Maurice Green finishes his most recent print design in the humanities building at Santa Barbara City College on March 18. Green hand prints custom art designs onto second hand clothing found in thrift stores or by donations from friends.

Sydney Hammer, Staff Writer

City College student Maurice Green combines clothing, creativity, and a passion for printmaking to present wearable pieces of social commentary.

Green began printmaking in October of 2020, and has been sharing his art with others ever since. 

“I was in a 2D art class and one of the projects was stamps. For the first time after learning something in school, I was like I could actually make some money off this,” Green said. 

He came up with the idea with a friend, who encouraged him to get his art out into the world and benefit from the process. 

“I was really enjoying it, the carving process, the product, the creativity,” he said. “Putting my emotions, my frustrations and my all into something and being able to share it in a lasting way.” 

The artist says it’s important to him that his art actually means something, so he focuses his style on a variety of different themes. 

He explores issues such as consumerism, environment, mental health, substance abuse, and masculine beauty & fragility, in hope to change conceptions on these matters. 

“My thoughts about these themes are my inspiration,” Green said. 

Green acquires his canvases and articles of clothing from thrift stores or by donations from friends. He then sets up his space with ink, hangers, and a brayer, a small hand roller used in printing. Once organized, he rolls out the ink, places the article of clothing on a block, and presses the fabric down until it sticks to the ink. 

“I can [print on] about 10 shirts in half a day while doing it for fun,” he said. “Right now it’s a side hustle.”

While the artist only started printmaking in 2020, he doesn’t see himself stopping anytime soon. 

“I want to take this to the next level. Fashion forecasts are saying [the market] is going to completely flip flop and fast fashion is going to die out,” Green said. “There are social pressures to not wear fast fashion, the market for secondhand clothes is going to skyrocket… especially if you’re doing something to them.” 

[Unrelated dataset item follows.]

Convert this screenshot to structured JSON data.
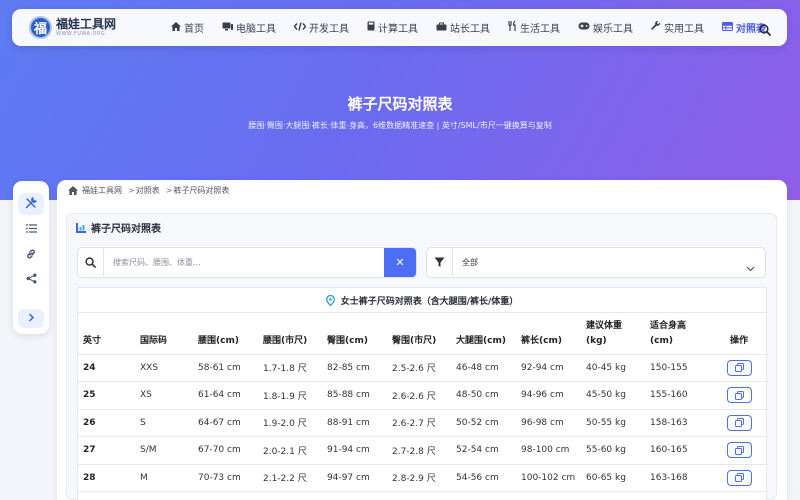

Green prints a design onto a t-shirt in October of 2021 in Isla Vista, Calif. Courtesy of Maurice Green.
Green prints a design onto a t-shirt in October of 2021 in Isla Vista, Calif. Courtesy of Maurice Green.

Green describes his artistic changes to ordinary clothes as “an area of intrigue”. When people see new details added to a regular t-shirt or jacket, it stands out to them and they’re interested since it’s not something they see everyday. 

With the success foreseen in the future, he hopes to start his own clothing line and sell in stores. 

“I don’t want it to be business in the sense where I’m in charge, I don’t want to be a boss,” he said. “I want to start a community.” 

The printmaker would like to start a co-op rather than a traditional business. He believes this manner of business would work better for his ideal community since everyone would be working in a sustainable way and have freedom to do their own thing, while helping each other out. 

Green said he previously lived in a co-op in Berkeley, which inspired this idea. 

“I want to go full circle and make it what I do and what I’ve brought into the world,” the printmaker said.

He currently sells his pieces at pop-up shops around town, along with similar vendors in the area. Every third Sunday at EOS Lounge in downtown Santa Barbara, vendors come together and sell recycled, vintage and reworked clothes. Green also sells his original pieces at the Isla Vista Trading Post. 

“The fashion club [at UCSB] is starting a biweekly or monthly sale, which will start a community and draw people in,” he said. “They will learn what’s important to us [sellers], and really see what we do.” 

If you would like to see this community in action and purchase pieces for yourself, Green will be selling at Acorn Park in Isla Vista on Saturday, April 9 as part of UCSB’s fashion club event. 

To check out more of his art, visit his Instagram @Evemeralcustom.